Mexico City, 1971
For Heriberto Quesnel universal history is the axis that directs his work. Of self-taught formation, his work oscillates between the rigidity of the academy of classical painting and the playful fragmentation of the comic strips of his childhood. This flexibility allows him to journey with freedom between painting, drawing and photography in a vast universe of objects and characters, creating recognizable unique images through the sarcasm of his elements and the socio-political content of his subjects.
Since the beginning, Heriberto has used old magazines and books that he found in libraries and pawn shops to develop his work; documents of a history that the artist has continually rewritten and reinterpreted. In his work on paper we find as well portraits of statesmen and dictators as comic strips or mass media cultural references. Quesnel work on pages from 1950's magazines and late nineteenth century publications, by crossing out and drawing, overlaying images and text to decontextualize and resignify the object, using as support fragments of past time stories to remind us that history is written again and again about itself.

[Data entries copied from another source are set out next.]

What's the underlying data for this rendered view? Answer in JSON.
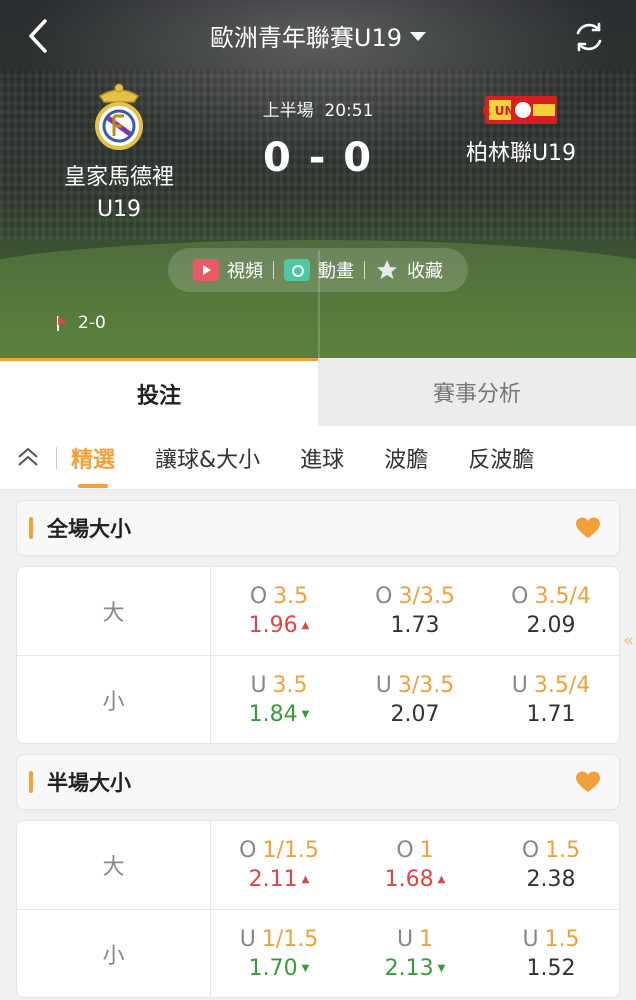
{
  "header": {
    "title": "歐洲青年聯賽U19",
    "home_team": {
      "name_line1": "皇家馬德裡",
      "name_line2": "U19"
    },
    "away_team": {
      "name_line1": "柏林聯U19",
      "logo_text": "1.FC UNION"
    },
    "period": "上半場",
    "time": "20:51",
    "score": "0 - 0",
    "media": {
      "video": "視頻",
      "animation": "動畫",
      "favorite": "收藏"
    },
    "corners": "2-0"
  },
  "main_tabs": [
    {
      "label": "投注",
      "active": true
    },
    {
      "label": "賽事分析",
      "active": false
    }
  ],
  "sub_tabs": [
    {
      "label": "精選",
      "active": true
    },
    {
      "label": "讓球&大小",
      "active": false
    },
    {
      "label": "進球",
      "active": false
    },
    {
      "label": "波膽",
      "active": false
    },
    {
      "label": "反波膽",
      "active": false
    }
  ],
  "sections": [
    {
      "title": "全場大小",
      "rows": [
        {
          "label": "大",
          "cells": [
            {
              "prefix": "O",
              "line": "3.5",
              "odds": "1.96",
              "trend": "up"
            },
            {
              "prefix": "O",
              "line": "3/3.5",
              "odds": "1.73",
              "trend": "none"
            },
            {
              "prefix": "O",
              "line": "3.5/4",
              "odds": "2.09",
              "trend": "none"
            }
          ]
        },
        {
          "label": "小",
          "cells": [
            {
              "prefix": "U",
              "line": "3.5",
              "odds": "1.84",
              "trend": "down"
            },
            {
              "prefix": "U",
              "line": "3/3.5",
              "odds": "2.07",
              "trend": "none"
            },
            {
              "prefix": "U",
              "line": "3.5/4",
              "odds": "1.71",
              "trend": "none"
            }
          ]
        }
      ]
    },
    {
      "title": "半場大小",
      "rows": [
        {
          "label": "大",
          "cells": [
            {
              "prefix": "O",
              "line": "1/1.5",
              "odds": "2.11",
              "trend": "up"
            },
            {
              "prefix": "O",
              "line": "1",
              "odds": "1.68",
              "trend": "up"
            },
            {
              "prefix": "O",
              "line": "1.5",
              "odds": "2.38",
              "trend": "none"
            }
          ]
        },
        {
          "label": "小",
          "cells": [
            {
              "prefix": "U",
              "line": "1/1.5",
              "odds": "1.70",
              "trend": "down"
            },
            {
              "prefix": "U",
              "line": "1",
              "odds": "2.13",
              "trend": "down"
            },
            {
              "prefix": "U",
              "line": "1.5",
              "odds": "1.52",
              "trend": "none"
            }
          ]
        }
      ]
    }
  ],
  "colors": {
    "accent": "#f0a13a",
    "up": "#e04545",
    "down": "#3a9a3a"
  }
}
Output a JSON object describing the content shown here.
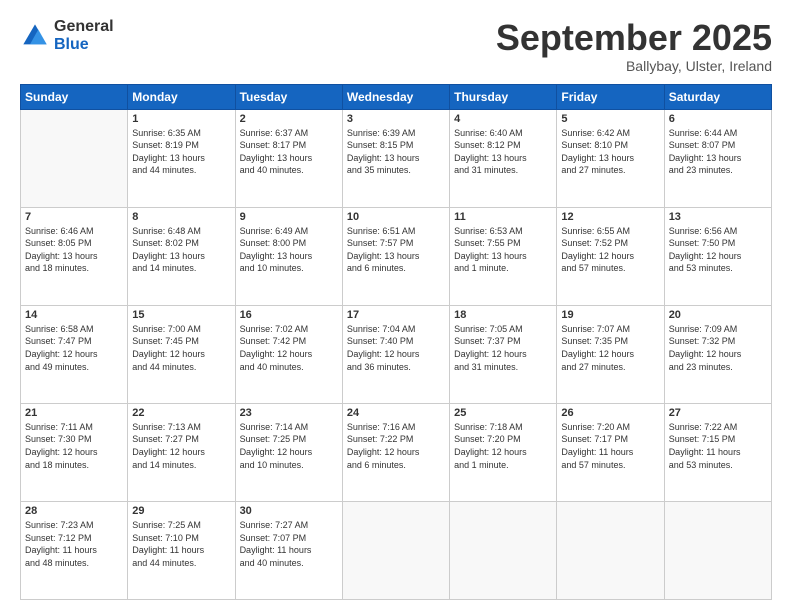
{
  "logo": {
    "general": "General",
    "blue": "Blue"
  },
  "header": {
    "title": "September 2025",
    "location": "Ballybay, Ulster, Ireland"
  },
  "days_of_week": [
    "Sunday",
    "Monday",
    "Tuesday",
    "Wednesday",
    "Thursday",
    "Friday",
    "Saturday"
  ],
  "weeks": [
    [
      {
        "day": "",
        "info": ""
      },
      {
        "day": "1",
        "info": "Sunrise: 6:35 AM\nSunset: 8:19 PM\nDaylight: 13 hours\nand 44 minutes."
      },
      {
        "day": "2",
        "info": "Sunrise: 6:37 AM\nSunset: 8:17 PM\nDaylight: 13 hours\nand 40 minutes."
      },
      {
        "day": "3",
        "info": "Sunrise: 6:39 AM\nSunset: 8:15 PM\nDaylight: 13 hours\nand 35 minutes."
      },
      {
        "day": "4",
        "info": "Sunrise: 6:40 AM\nSunset: 8:12 PM\nDaylight: 13 hours\nand 31 minutes."
      },
      {
        "day": "5",
        "info": "Sunrise: 6:42 AM\nSunset: 8:10 PM\nDaylight: 13 hours\nand 27 minutes."
      },
      {
        "day": "6",
        "info": "Sunrise: 6:44 AM\nSunset: 8:07 PM\nDaylight: 13 hours\nand 23 minutes."
      }
    ],
    [
      {
        "day": "7",
        "info": "Sunrise: 6:46 AM\nSunset: 8:05 PM\nDaylight: 13 hours\nand 18 minutes."
      },
      {
        "day": "8",
        "info": "Sunrise: 6:48 AM\nSunset: 8:02 PM\nDaylight: 13 hours\nand 14 minutes."
      },
      {
        "day": "9",
        "info": "Sunrise: 6:49 AM\nSunset: 8:00 PM\nDaylight: 13 hours\nand 10 minutes."
      },
      {
        "day": "10",
        "info": "Sunrise: 6:51 AM\nSunset: 7:57 PM\nDaylight: 13 hours\nand 6 minutes."
      },
      {
        "day": "11",
        "info": "Sunrise: 6:53 AM\nSunset: 7:55 PM\nDaylight: 13 hours\nand 1 minute."
      },
      {
        "day": "12",
        "info": "Sunrise: 6:55 AM\nSunset: 7:52 PM\nDaylight: 12 hours\nand 57 minutes."
      },
      {
        "day": "13",
        "info": "Sunrise: 6:56 AM\nSunset: 7:50 PM\nDaylight: 12 hours\nand 53 minutes."
      }
    ],
    [
      {
        "day": "14",
        "info": "Sunrise: 6:58 AM\nSunset: 7:47 PM\nDaylight: 12 hours\nand 49 minutes."
      },
      {
        "day": "15",
        "info": "Sunrise: 7:00 AM\nSunset: 7:45 PM\nDaylight: 12 hours\nand 44 minutes."
      },
      {
        "day": "16",
        "info": "Sunrise: 7:02 AM\nSunset: 7:42 PM\nDaylight: 12 hours\nand 40 minutes."
      },
      {
        "day": "17",
        "info": "Sunrise: 7:04 AM\nSunset: 7:40 PM\nDaylight: 12 hours\nand 36 minutes."
      },
      {
        "day": "18",
        "info": "Sunrise: 7:05 AM\nSunset: 7:37 PM\nDaylight: 12 hours\nand 31 minutes."
      },
      {
        "day": "19",
        "info": "Sunrise: 7:07 AM\nSunset: 7:35 PM\nDaylight: 12 hours\nand 27 minutes."
      },
      {
        "day": "20",
        "info": "Sunrise: 7:09 AM\nSunset: 7:32 PM\nDaylight: 12 hours\nand 23 minutes."
      }
    ],
    [
      {
        "day": "21",
        "info": "Sunrise: 7:11 AM\nSunset: 7:30 PM\nDaylight: 12 hours\nand 18 minutes."
      },
      {
        "day": "22",
        "info": "Sunrise: 7:13 AM\nSunset: 7:27 PM\nDaylight: 12 hours\nand 14 minutes."
      },
      {
        "day": "23",
        "info": "Sunrise: 7:14 AM\nSunset: 7:25 PM\nDaylight: 12 hours\nand 10 minutes."
      },
      {
        "day": "24",
        "info": "Sunrise: 7:16 AM\nSunset: 7:22 PM\nDaylight: 12 hours\nand 6 minutes."
      },
      {
        "day": "25",
        "info": "Sunrise: 7:18 AM\nSunset: 7:20 PM\nDaylight: 12 hours\nand 1 minute."
      },
      {
        "day": "26",
        "info": "Sunrise: 7:20 AM\nSunset: 7:17 PM\nDaylight: 11 hours\nand 57 minutes."
      },
      {
        "day": "27",
        "info": "Sunrise: 7:22 AM\nSunset: 7:15 PM\nDaylight: 11 hours\nand 53 minutes."
      }
    ],
    [
      {
        "day": "28",
        "info": "Sunrise: 7:23 AM\nSunset: 7:12 PM\nDaylight: 11 hours\nand 48 minutes."
      },
      {
        "day": "29",
        "info": "Sunrise: 7:25 AM\nSunset: 7:10 PM\nDaylight: 11 hours\nand 44 minutes."
      },
      {
        "day": "30",
        "info": "Sunrise: 7:27 AM\nSunset: 7:07 PM\nDaylight: 11 hours\nand 40 minutes."
      },
      {
        "day": "",
        "info": ""
      },
      {
        "day": "",
        "info": ""
      },
      {
        "day": "",
        "info": ""
      },
      {
        "day": "",
        "info": ""
      }
    ]
  ]
}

Quesnel began his work in the first half of the 1990's and in 1996 made his first solo exhibition. In 1997 and 1999 he received the grant of creative young people of the National Council for Culture and Arts. In 2001 he developed the pictorial project The History Book with which he obtained first prize in the XXI National Encounter of Young Art.

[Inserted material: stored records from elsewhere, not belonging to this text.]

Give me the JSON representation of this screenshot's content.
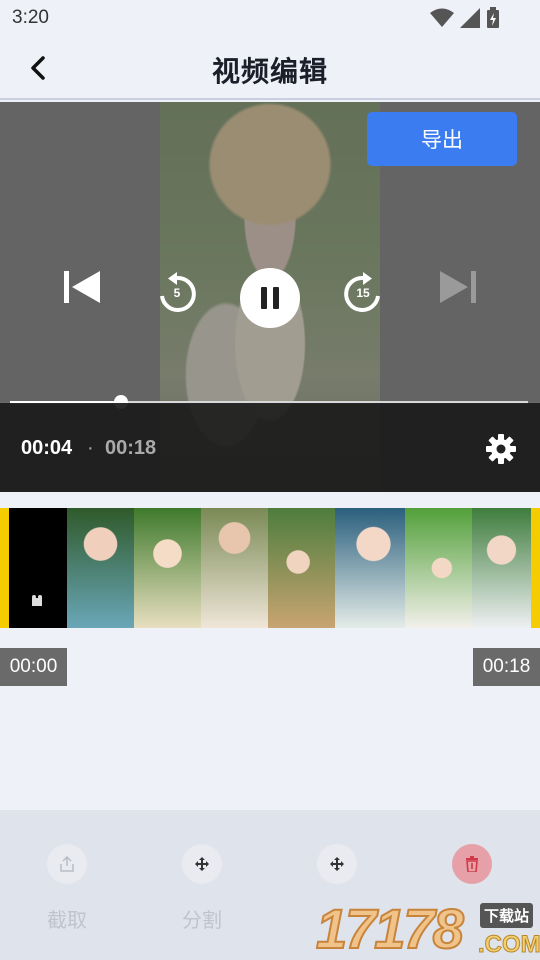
{
  "status": {
    "time": "3:20"
  },
  "header": {
    "title": "视频编辑"
  },
  "player": {
    "export_label": "导出",
    "rewind_seconds": "5",
    "forward_seconds": "15",
    "current_time": "00:04",
    "separator": "·",
    "total_time": "00:18",
    "progress": 0.215
  },
  "timeline": {
    "start_label": "00:00",
    "end_label": "00:18"
  },
  "toolbar": {
    "items": [
      {
        "label": "截取",
        "icon": "share-icon"
      },
      {
        "label": "分割",
        "icon": "move-icon"
      },
      {
        "label": "",
        "icon": "move-icon"
      },
      {
        "label": "",
        "icon": "trash-icon"
      }
    ]
  },
  "watermark": {
    "digits": "17178",
    "tag": "下载站",
    "suffix": ".COM"
  },
  "colors": {
    "accent": "#3b7cf0",
    "trim_handle": "#f5cc00",
    "delete": "#e6a0a8"
  }
}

His work is recognized in Mexico and abroad: among other distinctions are honorable mentions in the third and fourth Biennial of Painting and Printmaking Alfredo Zalce 2001 and 2003, the first biennial of painting Pedro Coronel 2008, and the fourth national visual arts biennial Yucatan 2009. His work has been honored abroad in 2003 with a grant from the Vermont Studio Center residency in Johnson Vermont USA and in 2005 with the recognition of young art L'Horta in Valencia Spain where he made a series of exhibitions between 2004 and 2005.
In 2011 he returned to Spain through an artist residency program abroad from the National Council for Culture and the Arts to create common border, a project in which Quesnel attempts to represent images and fragments of bodies mutilated in the war on drug trafficking in Mexico.
In 2013 he was awarded with the Robert Sterling Clark Foundation grant for residency at the Vermont Studio Center in Johnson Vermont USA and in 2015 whit the grant for residency at the Bemis Center for Contemporary Arts in Omaha Nebraska.
His work is included in the book 100 painters of tomorrow published by Thames & Hudson, 2014.
He lives and works in Mexico City.